### Task description
Work through the records that follow and return each line containing the word "title".

*** Input Section Begins ***

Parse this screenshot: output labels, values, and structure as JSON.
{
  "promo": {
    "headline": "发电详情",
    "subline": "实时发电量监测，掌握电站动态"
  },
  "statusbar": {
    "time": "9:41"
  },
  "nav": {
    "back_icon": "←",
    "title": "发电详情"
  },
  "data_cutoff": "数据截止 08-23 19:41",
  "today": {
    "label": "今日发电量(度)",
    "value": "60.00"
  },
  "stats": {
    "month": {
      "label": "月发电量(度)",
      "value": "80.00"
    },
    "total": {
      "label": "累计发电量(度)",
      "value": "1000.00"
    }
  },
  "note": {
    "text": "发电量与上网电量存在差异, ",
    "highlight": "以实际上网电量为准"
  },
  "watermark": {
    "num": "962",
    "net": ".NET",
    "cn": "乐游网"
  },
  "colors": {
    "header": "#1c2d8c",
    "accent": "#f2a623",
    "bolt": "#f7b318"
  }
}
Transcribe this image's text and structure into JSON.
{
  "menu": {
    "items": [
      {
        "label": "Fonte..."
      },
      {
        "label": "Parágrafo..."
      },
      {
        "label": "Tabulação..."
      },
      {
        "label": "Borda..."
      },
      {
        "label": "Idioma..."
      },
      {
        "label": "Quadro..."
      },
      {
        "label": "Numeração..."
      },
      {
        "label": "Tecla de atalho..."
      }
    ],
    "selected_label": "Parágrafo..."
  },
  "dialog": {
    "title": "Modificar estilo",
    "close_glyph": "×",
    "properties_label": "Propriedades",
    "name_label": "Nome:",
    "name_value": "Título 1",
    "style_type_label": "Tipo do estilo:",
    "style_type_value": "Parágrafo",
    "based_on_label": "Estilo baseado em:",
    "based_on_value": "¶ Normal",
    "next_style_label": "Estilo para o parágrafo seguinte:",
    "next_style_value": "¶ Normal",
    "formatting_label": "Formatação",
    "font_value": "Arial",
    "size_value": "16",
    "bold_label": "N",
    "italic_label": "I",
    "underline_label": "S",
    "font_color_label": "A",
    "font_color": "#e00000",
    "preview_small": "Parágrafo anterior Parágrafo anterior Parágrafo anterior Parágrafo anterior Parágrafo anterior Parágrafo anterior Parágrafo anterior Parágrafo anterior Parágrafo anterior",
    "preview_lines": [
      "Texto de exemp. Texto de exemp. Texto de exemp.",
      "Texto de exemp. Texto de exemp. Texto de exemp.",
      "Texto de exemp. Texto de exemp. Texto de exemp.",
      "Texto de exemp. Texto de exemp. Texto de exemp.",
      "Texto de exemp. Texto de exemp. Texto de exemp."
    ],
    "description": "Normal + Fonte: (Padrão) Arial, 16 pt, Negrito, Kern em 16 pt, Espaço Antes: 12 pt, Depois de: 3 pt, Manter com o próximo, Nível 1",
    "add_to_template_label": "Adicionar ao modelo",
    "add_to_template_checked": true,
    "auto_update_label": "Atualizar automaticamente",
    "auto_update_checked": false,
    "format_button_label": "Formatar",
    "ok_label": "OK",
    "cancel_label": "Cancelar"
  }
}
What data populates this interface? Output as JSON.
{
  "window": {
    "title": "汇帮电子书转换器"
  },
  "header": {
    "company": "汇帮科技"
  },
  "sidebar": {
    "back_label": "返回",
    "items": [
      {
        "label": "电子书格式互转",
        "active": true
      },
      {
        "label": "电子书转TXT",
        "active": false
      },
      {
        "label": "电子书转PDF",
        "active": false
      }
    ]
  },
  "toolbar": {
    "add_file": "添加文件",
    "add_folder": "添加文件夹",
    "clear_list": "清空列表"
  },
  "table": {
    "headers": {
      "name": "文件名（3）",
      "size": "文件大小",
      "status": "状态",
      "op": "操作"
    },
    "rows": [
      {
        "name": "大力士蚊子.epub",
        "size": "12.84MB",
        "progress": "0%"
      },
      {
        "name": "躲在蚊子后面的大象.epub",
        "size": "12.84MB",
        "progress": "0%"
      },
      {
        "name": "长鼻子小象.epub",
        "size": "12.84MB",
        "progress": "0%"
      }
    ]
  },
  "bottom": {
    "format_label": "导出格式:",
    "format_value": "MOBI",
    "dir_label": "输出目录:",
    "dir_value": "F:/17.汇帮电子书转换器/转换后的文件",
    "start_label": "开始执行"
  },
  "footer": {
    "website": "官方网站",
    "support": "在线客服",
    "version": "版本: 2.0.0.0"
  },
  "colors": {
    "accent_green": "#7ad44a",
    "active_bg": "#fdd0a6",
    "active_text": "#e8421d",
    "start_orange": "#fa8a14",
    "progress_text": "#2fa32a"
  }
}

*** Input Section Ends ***

### Your solution
    "title": "发电详情"
    "title": "Modificar estilo",
    "title": "汇帮电子书转换器"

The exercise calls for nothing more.